§ Problem requirements: Could you copy each line of the entries that contains "this"?

§ Exercise inputs:
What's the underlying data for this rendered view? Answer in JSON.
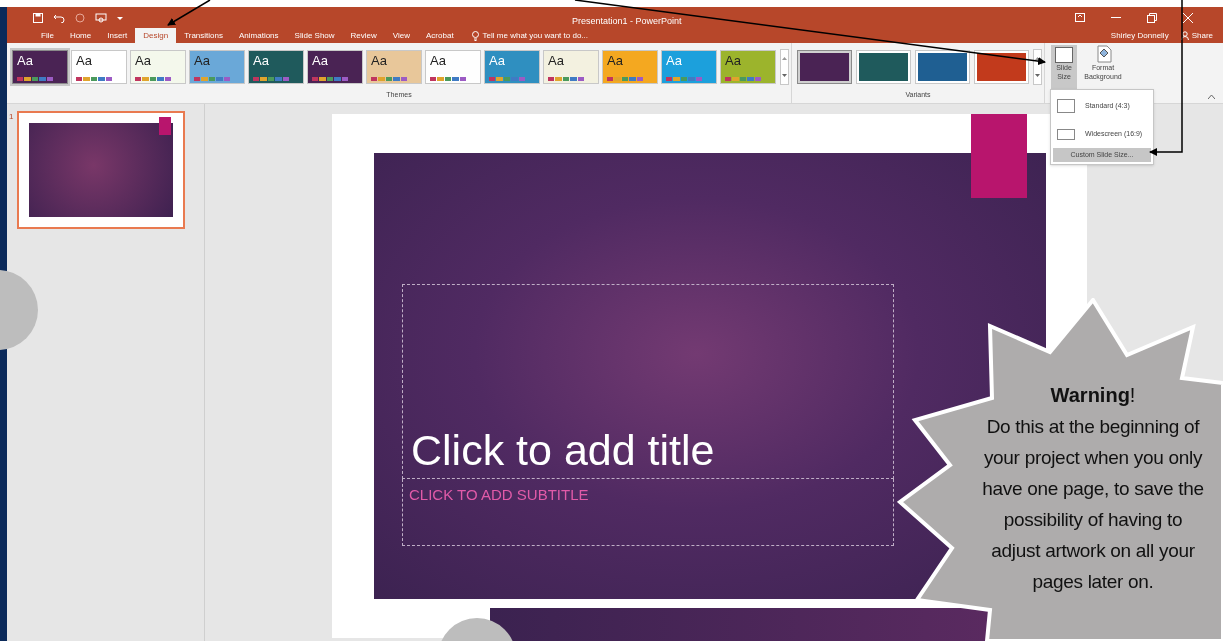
{
  "window": {
    "title": "Presentation1 - PowerPoint",
    "user": "Shirley Donnelly",
    "share": "Share"
  },
  "tabs": [
    {
      "label": "File",
      "selected": false
    },
    {
      "label": "Home",
      "selected": false
    },
    {
      "label": "Insert",
      "selected": false
    },
    {
      "label": "Design",
      "selected": true
    },
    {
      "label": "Transitions",
      "selected": false
    },
    {
      "label": "Animations",
      "selected": false
    },
    {
      "label": "Slide Show",
      "selected": false
    },
    {
      "label": "Review",
      "selected": false
    },
    {
      "label": "View",
      "selected": false
    },
    {
      "label": "Acrobat",
      "selected": false
    }
  ],
  "tell_me": {
    "placeholder": "Tell me what you want to do..."
  },
  "themes": {
    "label": "Themes",
    "items": [
      {
        "text": "Aa",
        "color": "#4a2354",
        "selected": true
      },
      {
        "text": "Aa",
        "color": "#ffffff",
        "selected": false
      },
      {
        "text": "Aa",
        "color": "#f4f8ec",
        "selected": false
      },
      {
        "text": "Aa",
        "color": "#6aa8d8",
        "selected": false
      },
      {
        "text": "Aa",
        "color": "#1f5a5c",
        "selected": false
      },
      {
        "text": "Aa",
        "color": "#4a2354",
        "selected": false
      },
      {
        "text": "Aa",
        "color": "#e8c79a",
        "selected": false
      },
      {
        "text": "Aa",
        "color": "#fefefe",
        "selected": false
      },
      {
        "text": "Aa",
        "color": "#2f8fc0",
        "selected": false
      },
      {
        "text": "Aa",
        "color": "#f3f1e0",
        "selected": false
      },
      {
        "text": "Aa",
        "color": "#f4a820",
        "selected": false
      },
      {
        "text": "Aa",
        "color": "#1ca0dc",
        "selected": false
      },
      {
        "text": "Aa",
        "color": "#9cb42c",
        "selected": false
      }
    ]
  },
  "variants": {
    "label": "Variants",
    "items": [
      {
        "color": "#4a2354",
        "selected": true
      },
      {
        "color": "#1f5a5c",
        "selected": false
      },
      {
        "color": "#1f5f92",
        "selected": false
      },
      {
        "color": "#c23a1c",
        "selected": false
      }
    ]
  },
  "slide_size": {
    "label": "Slide Size",
    "expanded": true
  },
  "format_background": {
    "label": "Format Background"
  },
  "slide_size_menu": [
    {
      "label": "Standard (4:3)",
      "kind": "option",
      "selected": false
    },
    {
      "label": "Widescreen (16:9)",
      "kind": "option",
      "selected": false
    },
    {
      "label": "Custom Slide Size...",
      "kind": "command",
      "selected": true
    }
  ],
  "thumbnails": [
    {
      "number": "1",
      "selected": true
    }
  ],
  "slide": {
    "title": "Click to add title",
    "subtitle": "CLICK TO ADD SUBTITLE"
  },
  "callout": {
    "heading": "**Warning**!",
    "text": "Do this at the beginning of your project when you only have one page, to save the possibility of having to adjust artwork on all your pages later on."
  }
}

§ Exercise solution:
What's the underlying data for this rendered view? Answer in JSON.
    "text": "Do this at the beginning of your project when you only have one page, to save the possibility of having to adjust artwork on all your pages later on."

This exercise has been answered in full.